Summary: Cries From The Cross - The Cry of Victory (PowerPoint slides to accompany this talk are available on request - email: email@example.com)
Reading: John chapter 19 verse 30
In this series of studies:
• We are considering the seven statements of Jesus from the cross:
• These statements are very important to us:
• Not only because of the Person who spoke them;
• But, also because of the place where they were said.
• Remember the context that these great words were spoken in;
• It was when our Jesus was doing His greatest work on earth,
“These seven last words from the cross are windows that enable us to look into eternity and see the heart of God.”
• This morning we are looking at the sixth statement that Jesus made on the cross;
• “It is finished!”
• Our last two studies have been occupied with the tragedy of the cross;
• Today we shall see the triumph of the cross.
Quote: A.W. Pink:
“In his words “My God, my God, why hast thou forsaken me?” we heard the saviours cry of desolation.
In his words “I thirst” we listened to his cry of lamentation; now there falls upon our ears his cry of jubilation – “it is finished”.
From the words of the victim we now turn to the words of the victor.”
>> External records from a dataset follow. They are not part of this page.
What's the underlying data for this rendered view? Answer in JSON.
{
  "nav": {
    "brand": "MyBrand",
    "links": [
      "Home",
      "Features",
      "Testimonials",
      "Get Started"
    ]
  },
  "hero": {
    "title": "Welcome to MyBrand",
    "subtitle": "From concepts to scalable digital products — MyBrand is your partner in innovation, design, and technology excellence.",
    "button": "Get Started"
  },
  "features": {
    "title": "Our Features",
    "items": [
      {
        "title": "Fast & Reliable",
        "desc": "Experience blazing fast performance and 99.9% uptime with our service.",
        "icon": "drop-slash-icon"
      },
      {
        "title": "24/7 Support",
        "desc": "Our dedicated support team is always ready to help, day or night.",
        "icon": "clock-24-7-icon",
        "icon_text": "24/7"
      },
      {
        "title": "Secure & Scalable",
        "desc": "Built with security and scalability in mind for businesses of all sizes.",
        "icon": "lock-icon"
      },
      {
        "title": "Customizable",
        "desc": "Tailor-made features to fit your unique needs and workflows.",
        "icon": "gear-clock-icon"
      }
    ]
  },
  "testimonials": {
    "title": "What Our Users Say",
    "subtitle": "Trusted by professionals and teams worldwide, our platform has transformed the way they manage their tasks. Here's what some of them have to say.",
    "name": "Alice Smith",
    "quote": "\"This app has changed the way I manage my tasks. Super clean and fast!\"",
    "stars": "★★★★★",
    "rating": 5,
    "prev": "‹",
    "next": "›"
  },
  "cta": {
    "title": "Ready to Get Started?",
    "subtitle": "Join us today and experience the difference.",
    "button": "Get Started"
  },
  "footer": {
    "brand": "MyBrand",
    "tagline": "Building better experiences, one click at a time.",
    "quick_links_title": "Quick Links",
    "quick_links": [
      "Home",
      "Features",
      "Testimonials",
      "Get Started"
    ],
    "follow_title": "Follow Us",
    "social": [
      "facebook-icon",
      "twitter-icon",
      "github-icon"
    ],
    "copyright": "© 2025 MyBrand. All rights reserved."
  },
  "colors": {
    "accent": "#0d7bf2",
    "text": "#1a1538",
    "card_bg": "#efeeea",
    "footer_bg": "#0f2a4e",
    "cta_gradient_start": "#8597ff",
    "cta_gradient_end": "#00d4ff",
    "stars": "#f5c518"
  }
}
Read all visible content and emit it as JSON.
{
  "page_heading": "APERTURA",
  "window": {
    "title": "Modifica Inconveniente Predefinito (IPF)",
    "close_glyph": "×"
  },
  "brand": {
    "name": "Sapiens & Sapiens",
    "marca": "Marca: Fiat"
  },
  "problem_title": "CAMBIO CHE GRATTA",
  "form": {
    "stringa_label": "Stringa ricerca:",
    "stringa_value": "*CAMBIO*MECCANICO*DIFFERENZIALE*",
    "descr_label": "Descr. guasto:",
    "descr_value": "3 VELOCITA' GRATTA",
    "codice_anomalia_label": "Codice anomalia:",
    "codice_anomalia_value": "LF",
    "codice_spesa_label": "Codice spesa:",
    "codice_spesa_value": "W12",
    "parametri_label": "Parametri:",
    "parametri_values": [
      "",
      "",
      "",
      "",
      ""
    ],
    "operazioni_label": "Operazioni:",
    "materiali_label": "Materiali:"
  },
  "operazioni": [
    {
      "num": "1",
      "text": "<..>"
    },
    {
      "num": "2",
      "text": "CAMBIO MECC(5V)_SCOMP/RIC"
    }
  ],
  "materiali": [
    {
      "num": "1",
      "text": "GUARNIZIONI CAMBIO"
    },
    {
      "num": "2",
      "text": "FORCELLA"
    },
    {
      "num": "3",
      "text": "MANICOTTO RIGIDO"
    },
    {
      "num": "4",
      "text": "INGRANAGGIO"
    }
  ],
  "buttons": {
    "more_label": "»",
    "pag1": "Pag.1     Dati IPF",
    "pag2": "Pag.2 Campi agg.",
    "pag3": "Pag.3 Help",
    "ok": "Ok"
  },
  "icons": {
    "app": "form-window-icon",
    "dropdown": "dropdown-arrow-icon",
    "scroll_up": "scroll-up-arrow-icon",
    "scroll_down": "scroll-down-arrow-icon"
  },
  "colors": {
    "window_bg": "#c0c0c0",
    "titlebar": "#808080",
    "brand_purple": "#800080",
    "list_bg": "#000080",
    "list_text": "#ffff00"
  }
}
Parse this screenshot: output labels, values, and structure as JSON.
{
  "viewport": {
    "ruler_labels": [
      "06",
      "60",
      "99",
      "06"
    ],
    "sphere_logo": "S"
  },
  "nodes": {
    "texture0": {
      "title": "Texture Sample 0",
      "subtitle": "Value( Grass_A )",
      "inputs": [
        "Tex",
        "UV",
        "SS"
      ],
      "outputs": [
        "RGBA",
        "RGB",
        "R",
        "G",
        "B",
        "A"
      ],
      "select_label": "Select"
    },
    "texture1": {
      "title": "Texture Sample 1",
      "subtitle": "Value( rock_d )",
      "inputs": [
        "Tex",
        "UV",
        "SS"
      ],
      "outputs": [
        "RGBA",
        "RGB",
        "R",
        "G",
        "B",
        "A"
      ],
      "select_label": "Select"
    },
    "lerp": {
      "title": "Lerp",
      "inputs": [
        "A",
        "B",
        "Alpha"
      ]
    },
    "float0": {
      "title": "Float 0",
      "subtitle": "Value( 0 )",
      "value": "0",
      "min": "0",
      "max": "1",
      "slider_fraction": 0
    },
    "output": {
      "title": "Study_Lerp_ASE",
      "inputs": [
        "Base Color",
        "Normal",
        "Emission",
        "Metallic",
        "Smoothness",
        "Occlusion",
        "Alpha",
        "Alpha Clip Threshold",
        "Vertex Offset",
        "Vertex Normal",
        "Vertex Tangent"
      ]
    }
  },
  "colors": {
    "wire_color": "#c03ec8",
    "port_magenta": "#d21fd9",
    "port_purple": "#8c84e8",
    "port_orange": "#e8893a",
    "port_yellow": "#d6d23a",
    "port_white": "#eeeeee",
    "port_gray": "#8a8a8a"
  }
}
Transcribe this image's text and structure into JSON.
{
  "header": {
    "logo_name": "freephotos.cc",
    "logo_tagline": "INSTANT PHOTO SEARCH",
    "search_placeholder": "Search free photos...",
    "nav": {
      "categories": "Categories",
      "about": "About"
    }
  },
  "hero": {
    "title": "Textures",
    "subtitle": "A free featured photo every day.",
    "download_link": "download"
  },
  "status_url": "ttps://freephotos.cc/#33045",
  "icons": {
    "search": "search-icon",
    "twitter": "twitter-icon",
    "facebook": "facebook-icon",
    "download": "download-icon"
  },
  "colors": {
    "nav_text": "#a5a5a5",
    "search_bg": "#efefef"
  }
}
When you read the Gospel records concerning the death of Jesus Christ:
• You discover that the last words of Jesus were not whispered;
• Or even the quietly spoken murmurings of a man about to do.
• In fact the very opposite is true, we read words like these:
• ‘With a loud shout’ or ‘in a loud voice’ or ‘Jesus cried out’.
• Each of the four gospels record for us how Jesus spoke;
• He did not mummer or mutter his words in fact the opposite, he spoke up loud and clear;
• Matthew writes (chapter 27 verse 50):
• “When Jesus cried out again in a loud voice, he gave up his spirit”.
• Mark writes (chapter 15 verse 37):
• With a loud cry, Jesus breathed his last”.
• Luke writes:
• Jesus called out with a loud voice…..”.
Matthew, Mark and Luke:
• Tell us the way in which Jesus spoke; “In a loud voice”.
• John alone tells us what Jesus said “It is finished”.
• Remember John was the eye-witness who stood at the cross and so he heard it himself!
• And recorded these important words of Jesus.
• He did not say, "I am finished." This was not a cry of defeat;
• Instead it was a shout of victory! "It is finished!"
• Jesus was not referring to himself;
• But rather to the work that he was accomplishing on the cross.
Though Jesus ended His earthly days with distress and trauma:
• He would die with the satisfaction of knowing
• That the purpose for His coming had been successfully fulfilled.
• In the Greek language in which John wrote,
• This statement is one ten lettered word: ‘tet-el-est-ai’.
• Translated into English as three words, it simply means;
• It is finished, it stands finished, and it always will be finished."
Quote: The nineteenth-century preacher Charles Haddon Spurgeon said:
“That this one word…..would need all the other words that were ever spoken, or ever can be spoken, to explain it…..It is altogether immeasurable. It is high; I cannot attain to it. It is deep; I cannot fathom it."
• Well if the great Charles Haddon Spurgeon couldn’t adequately explain this word;
• I’ve got no-chance!
• So although this morning we will only scratch the surface of its meaning;
• I think we will find enough there to help us appreciate what Christ achieved.
(1). A familiar word:
(a). A word used by Servants.
• Servants and the slaves used this word.
• A master would tell his servant to go do something,
• And when the servant had completed the task, he would come back and say,
• "Tet-el-est-ai - I have finished the work that you gave me to do."
Jesus - Gods perfect servant:
• The Lord Jesus Christ was God’s suffering servant.
• Philippians 2 informs us that Jesus Christ came as a servant.
“Your attitude should be the same that Christ Jesus had. 6Though he was God, he did not demand and cling to his rights as God. 7He made himself nothing; he took the humble position of a slave and appeared in human form.”
• When Jesus entered our world He did not come as a sovereign but as a servant,
• Not as a ruler but as a slave.
• And every slave or servant has work to do.
• So too with Jesus!
Turn with me to Luke chapter 2 verses 41-49:
• When Jesus was aged twelve He was separated from his family;